As Afrobeat becomes more famous around the world and thrives on the global stage, Nigerian local music suffers as many of the outstanding artists choose to pursue careers abroad.
Some of these top artists’ global success has played a significant role in propelling Afrobeat to the forefront of the international music scene; however, these artists are choosing to produce their music outside of Nigeria, prompting other artists to look abroad, resulting in a decline in the quality of local music as fewer talented artists work in Nigeria.
This has made it more difficult for new artists to break through.
Jideofor Okoro, co-founder and COO at Josplay & African Music Library, said lack of opportunities and proper recognition due to poor local infrastructure has resulted in these artists looking abroad.
He said: “These artists understand what it means to win a Grammy, global acclaim, more money, more respect, and overall open doors. The likes of AFRIMA, Headies and KORA are yet to deliver such significant value for their awards.
“It should come as no surprise that there Molaren’t as many recording studios, concert venues, or streaming platforms that prioritise equal opportunities for these artists. Local media also lacks the global reach needed to promote their music, which is why they seek out foreign media. It could also be a personal preference, among other things. The common denominators in all of this are ambition and the dynamic nature of music success determinants. Those who are ambitious will always find methods to adapt.”
He went on to say that artists who do not have the resources to perform in foreign countries face greater competition than those who do. For example, shooting a video with Boy Director in another country costs a lot of money, and this is gradually becoming the norm as fewer emerging artists can afford it.
“We are rapidly losing intricate elements of our musical culture to indiscriminate culture exchange out there. Originality is waning, and that’s worrisome. The local guys still got it together though. Notwithstanding, the heavy foreign plays have brought attention to the local music industry. Big record labels are hustling to sign local artists and acquire catalogues,” he said.
As artists gain recognition abroad, they often find themselves faced with opportunities for greater exposure, larger audiences, and increased financial rewards. This lure of success, coupled with the perception that the grass is greener on the other side, has led many talented musicians to leave their local music scenes behind.

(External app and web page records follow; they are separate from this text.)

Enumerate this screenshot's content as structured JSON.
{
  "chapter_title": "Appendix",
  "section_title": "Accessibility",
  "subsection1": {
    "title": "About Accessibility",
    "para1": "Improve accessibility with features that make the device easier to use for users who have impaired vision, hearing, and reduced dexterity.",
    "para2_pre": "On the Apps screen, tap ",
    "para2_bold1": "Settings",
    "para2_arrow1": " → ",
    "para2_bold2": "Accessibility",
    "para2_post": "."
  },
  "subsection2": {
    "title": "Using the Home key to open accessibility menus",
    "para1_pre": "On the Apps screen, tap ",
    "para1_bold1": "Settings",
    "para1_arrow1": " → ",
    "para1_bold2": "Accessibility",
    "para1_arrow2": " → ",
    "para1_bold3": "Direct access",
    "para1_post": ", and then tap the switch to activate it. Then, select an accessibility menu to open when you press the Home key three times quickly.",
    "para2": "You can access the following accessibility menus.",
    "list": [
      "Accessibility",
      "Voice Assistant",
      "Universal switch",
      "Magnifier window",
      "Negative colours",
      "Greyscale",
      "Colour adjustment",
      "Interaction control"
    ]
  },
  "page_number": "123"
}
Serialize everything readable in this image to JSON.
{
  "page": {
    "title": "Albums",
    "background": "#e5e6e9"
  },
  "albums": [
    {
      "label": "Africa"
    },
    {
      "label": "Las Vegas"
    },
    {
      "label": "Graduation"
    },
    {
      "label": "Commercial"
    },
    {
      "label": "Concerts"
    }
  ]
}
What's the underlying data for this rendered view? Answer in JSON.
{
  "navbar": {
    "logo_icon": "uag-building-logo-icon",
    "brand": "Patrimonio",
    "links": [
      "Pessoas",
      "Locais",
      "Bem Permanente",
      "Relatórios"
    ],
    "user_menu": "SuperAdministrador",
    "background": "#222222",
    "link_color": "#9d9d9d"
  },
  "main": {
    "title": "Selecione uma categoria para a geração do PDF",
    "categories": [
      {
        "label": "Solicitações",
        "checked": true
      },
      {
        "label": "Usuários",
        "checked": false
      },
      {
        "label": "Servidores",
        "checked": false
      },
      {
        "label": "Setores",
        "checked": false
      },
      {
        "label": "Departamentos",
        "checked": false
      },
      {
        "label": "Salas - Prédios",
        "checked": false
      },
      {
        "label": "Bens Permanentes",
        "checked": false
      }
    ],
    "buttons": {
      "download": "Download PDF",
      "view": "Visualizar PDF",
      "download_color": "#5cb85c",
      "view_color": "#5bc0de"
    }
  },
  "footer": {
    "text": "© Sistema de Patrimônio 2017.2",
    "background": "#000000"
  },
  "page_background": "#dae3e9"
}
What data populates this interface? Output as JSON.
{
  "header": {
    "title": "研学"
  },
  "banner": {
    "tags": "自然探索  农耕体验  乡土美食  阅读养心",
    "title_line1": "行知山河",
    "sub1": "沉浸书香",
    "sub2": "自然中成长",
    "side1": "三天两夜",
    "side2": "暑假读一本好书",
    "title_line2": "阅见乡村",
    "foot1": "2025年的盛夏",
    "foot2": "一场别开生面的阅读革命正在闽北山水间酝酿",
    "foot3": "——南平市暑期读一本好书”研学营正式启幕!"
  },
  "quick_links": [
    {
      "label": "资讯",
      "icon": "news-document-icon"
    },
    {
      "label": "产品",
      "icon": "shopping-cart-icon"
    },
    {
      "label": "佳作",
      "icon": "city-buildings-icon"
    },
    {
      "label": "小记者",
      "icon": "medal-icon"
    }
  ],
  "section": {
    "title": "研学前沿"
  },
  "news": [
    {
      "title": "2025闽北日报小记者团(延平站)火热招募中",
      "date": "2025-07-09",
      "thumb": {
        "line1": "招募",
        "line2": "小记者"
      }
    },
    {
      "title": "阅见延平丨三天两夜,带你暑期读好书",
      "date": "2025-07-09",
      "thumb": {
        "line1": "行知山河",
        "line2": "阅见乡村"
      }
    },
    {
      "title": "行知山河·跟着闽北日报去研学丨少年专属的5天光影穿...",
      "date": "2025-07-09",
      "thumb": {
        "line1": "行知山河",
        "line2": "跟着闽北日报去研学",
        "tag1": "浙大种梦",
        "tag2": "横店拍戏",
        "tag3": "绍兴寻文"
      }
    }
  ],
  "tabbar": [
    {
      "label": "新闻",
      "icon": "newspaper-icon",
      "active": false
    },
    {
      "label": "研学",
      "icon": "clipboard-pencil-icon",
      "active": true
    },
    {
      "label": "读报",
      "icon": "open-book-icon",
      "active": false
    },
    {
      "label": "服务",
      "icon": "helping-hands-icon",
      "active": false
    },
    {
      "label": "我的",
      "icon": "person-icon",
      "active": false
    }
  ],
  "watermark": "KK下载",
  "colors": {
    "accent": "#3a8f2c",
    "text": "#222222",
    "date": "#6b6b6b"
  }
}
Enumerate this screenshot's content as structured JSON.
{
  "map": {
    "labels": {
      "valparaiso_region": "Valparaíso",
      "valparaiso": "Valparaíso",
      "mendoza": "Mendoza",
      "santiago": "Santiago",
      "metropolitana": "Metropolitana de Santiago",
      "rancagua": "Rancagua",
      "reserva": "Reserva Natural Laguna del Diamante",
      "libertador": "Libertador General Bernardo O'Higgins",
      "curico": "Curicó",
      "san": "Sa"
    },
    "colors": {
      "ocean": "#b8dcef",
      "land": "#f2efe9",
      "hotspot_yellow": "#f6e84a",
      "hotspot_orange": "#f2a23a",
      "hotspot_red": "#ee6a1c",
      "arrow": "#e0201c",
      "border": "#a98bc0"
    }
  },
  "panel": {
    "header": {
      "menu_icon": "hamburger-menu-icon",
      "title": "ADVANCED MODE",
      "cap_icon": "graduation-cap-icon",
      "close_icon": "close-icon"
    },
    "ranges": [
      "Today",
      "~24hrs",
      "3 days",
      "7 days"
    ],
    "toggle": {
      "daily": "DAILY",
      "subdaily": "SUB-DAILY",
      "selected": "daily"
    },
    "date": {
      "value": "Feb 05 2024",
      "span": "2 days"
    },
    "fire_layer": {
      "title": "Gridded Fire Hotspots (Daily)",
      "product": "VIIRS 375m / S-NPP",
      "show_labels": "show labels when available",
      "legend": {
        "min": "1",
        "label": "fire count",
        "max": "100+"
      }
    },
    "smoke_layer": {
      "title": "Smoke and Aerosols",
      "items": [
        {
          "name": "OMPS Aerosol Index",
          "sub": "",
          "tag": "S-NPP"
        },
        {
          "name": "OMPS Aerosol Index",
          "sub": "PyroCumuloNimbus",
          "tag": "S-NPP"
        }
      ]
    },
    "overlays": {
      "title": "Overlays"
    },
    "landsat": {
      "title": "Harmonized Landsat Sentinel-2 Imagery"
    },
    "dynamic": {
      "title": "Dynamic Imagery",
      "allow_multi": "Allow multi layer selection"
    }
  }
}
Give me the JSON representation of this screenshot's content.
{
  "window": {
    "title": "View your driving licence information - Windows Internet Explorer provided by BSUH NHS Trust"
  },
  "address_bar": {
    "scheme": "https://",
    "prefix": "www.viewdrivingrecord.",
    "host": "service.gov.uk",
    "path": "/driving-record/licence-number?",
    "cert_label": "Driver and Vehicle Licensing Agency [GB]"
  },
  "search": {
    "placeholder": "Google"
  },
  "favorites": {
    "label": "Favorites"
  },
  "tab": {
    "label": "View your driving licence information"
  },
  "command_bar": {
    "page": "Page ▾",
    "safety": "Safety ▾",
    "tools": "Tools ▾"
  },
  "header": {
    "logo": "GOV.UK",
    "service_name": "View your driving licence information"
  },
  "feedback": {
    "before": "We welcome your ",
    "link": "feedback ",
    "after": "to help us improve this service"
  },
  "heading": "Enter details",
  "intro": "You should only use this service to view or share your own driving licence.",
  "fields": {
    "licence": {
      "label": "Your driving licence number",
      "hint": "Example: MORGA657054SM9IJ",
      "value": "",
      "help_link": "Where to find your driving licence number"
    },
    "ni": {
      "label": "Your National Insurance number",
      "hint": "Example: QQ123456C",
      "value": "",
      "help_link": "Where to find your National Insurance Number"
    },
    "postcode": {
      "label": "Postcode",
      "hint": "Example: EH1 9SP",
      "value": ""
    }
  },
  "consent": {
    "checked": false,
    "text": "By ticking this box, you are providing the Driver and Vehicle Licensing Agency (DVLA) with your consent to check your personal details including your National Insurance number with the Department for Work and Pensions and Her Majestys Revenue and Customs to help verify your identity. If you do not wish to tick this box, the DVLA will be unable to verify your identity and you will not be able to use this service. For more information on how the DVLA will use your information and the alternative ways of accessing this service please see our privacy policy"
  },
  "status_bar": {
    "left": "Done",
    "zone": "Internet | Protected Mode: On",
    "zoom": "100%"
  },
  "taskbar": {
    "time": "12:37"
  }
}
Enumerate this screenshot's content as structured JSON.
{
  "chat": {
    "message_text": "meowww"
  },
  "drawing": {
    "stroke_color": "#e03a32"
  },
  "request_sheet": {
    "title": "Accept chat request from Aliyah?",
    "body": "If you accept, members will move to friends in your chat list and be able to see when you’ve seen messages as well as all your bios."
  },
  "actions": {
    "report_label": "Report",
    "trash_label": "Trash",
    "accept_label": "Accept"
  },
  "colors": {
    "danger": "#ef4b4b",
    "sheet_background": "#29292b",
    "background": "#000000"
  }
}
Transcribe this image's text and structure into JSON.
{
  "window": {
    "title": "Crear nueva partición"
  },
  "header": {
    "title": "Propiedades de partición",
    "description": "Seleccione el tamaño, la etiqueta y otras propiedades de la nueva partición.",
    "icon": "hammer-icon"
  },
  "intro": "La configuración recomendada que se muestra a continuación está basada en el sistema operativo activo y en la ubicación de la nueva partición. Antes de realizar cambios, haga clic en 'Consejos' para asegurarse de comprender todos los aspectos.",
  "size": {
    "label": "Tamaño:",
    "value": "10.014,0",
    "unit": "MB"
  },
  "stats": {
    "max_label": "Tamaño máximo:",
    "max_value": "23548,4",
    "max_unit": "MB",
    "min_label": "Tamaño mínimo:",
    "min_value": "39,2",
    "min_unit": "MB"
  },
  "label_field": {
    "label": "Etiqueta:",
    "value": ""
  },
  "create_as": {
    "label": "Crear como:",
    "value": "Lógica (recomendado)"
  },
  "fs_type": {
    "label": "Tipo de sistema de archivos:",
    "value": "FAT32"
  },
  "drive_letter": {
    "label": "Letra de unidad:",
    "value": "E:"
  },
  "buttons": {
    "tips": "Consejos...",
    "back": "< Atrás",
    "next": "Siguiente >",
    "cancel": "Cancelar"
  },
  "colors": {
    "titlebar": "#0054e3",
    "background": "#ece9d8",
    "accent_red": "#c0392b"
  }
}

According to Motolani Alake, a music executive, there is both good and bad influence on these performers looking abroad. There has been an astounding level of growth in the music industry, with more money going into the industry.
He said: “The negative part is the ecosystem is not growing as much as it should grow. The top artists are owned by foreign companies. The Nigeria record labels are not as there anymore but there are also a few that are successful like the Mavin Record and YBNL Nations but they also have to partner with foreign companies to succeed globally.
“The biggest problem is that Nigerian music is not really that successful but the artists are. There’s no proper structure to build the industry as Afrobeat is getting known worldwide.”
He said it is not a negative impact that artists are taking their talent abroad because opportunities are coming.
“It is how well we handle it. What we must do is maximise it to benefit the industry in the long and short term, and how we can have a sustainable industry, how we can have money in this industry where our firms own our music even though foreign companies can license it.”
Afrobeat international success has undoubtedly brought African music to the forefront of the global music industry, with artists such as Burna Boy, Wizkid, and Davido captivating audiences worldwide.
However, preserving the authenticity and roots of the genre amidst its increasing commercialisation has become a problem in the industry according to findings.
“There’s a need to create a supportive ecosystem for artists, create a more attractive and supportive environment which will help to reverse the trend of talent seeking opportunities abroad,” said Oyinda Olukanni, music marketer/artiste manager and co-founder of Party Monkz Entertainment.